THE TASK: Throughout the listing that follows, find each line with the word "What" and copy it.

GIVEN RECORDS:
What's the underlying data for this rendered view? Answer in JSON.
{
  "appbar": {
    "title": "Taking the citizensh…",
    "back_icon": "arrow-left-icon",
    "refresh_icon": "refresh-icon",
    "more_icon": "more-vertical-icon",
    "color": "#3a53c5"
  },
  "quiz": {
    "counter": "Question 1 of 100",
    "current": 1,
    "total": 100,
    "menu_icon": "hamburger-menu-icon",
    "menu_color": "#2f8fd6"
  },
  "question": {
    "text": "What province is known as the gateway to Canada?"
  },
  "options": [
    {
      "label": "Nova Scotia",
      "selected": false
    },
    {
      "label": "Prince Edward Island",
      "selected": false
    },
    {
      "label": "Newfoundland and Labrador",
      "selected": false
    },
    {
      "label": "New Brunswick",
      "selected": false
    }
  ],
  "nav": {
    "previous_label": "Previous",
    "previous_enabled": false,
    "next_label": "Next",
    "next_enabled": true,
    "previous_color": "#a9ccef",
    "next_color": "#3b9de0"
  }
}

EXERCISE RESULT:
What's the underlying data for this rendered view? Answer in JSON.
    "text": "What province is known as the gateway to Canada?"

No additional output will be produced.